Work order
Would you print every entry below exactly as written, omitting the images?

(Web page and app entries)
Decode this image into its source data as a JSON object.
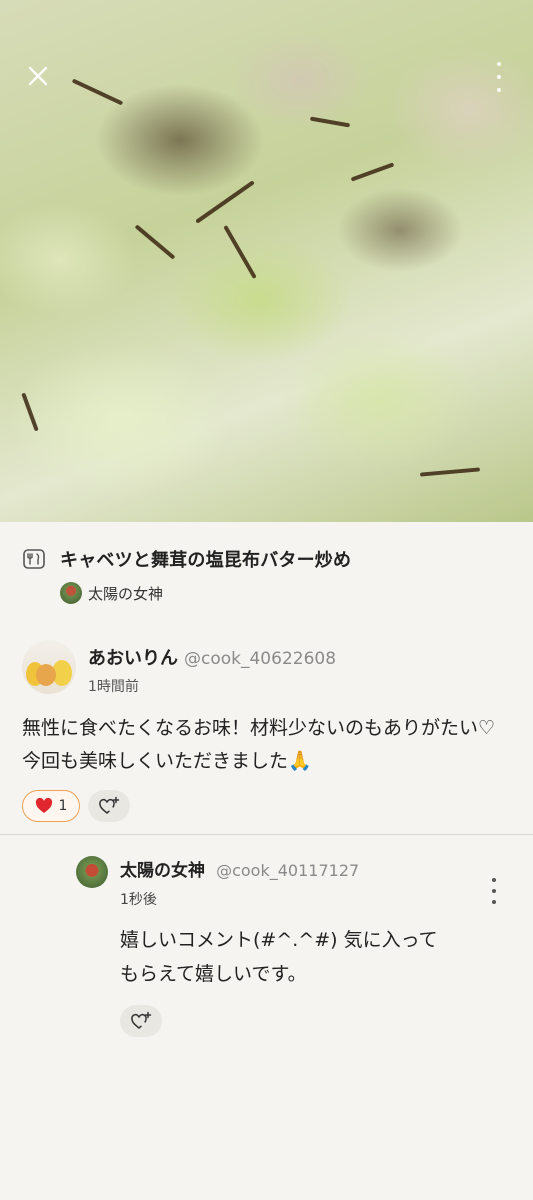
{
  "recipe": {
    "title": "キャベツと舞茸の塩昆布バター炒め",
    "author": "太陽の女神"
  },
  "comment": {
    "name": "あおいりん",
    "handle": "@cook_40622608",
    "time": "1時間前",
    "body": "無性に食べたくなるお味！材料少ないのもありがたい♡今回も美味しくいただきました🙏",
    "like_count": "1"
  },
  "reply": {
    "name": "太陽の女神",
    "handle": "@cook_40117127",
    "time": "1秒後",
    "body": "嬉しいコメント(#^.^#) 気に入ってもらえて嬉しいです。"
  },
  "colors": {
    "background": "#f5f4f0",
    "like_border": "#f0a055",
    "heart": "#e0262f"
  },
  "icons": [
    "close-icon",
    "more-vertical-icon",
    "recipe-icon",
    "heart-icon",
    "add-reaction-icon"
  ]
}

Solution for this problem
Decode this image into its source data as a JSON object.
{
  "recipe": {
    "title": "キャベツと舞茸の塩昆布バター炒め",
    "author": "太陽の女神"
  },
  "comment": {
    "name": "あおいりん",
    "handle": "@cook_40622608",
    "time": "1時間前",
    "body": "無性に食べたくなるお味！材料少ないのもありがたい♡今回も美味しくいただきました🙏",
    "like_count": "1"
  },
  "reply": {
    "name": "太陽の女神",
    "handle": "@cook_40117127",
    "time": "1秒後",
    "body": "嬉しいコメント(#^.^#) 気に入ってもらえて嬉しいです。"
  },
  "colors": {
    "background": "#f5f4f0",
    "like_border": "#f0a055",
    "heart": "#e0262f"
  },
  "icons": [
    "close-icon",
    "more-vertical-icon",
    "recipe-icon",
    "heart-icon",
    "add-reaction-icon"
  ]
}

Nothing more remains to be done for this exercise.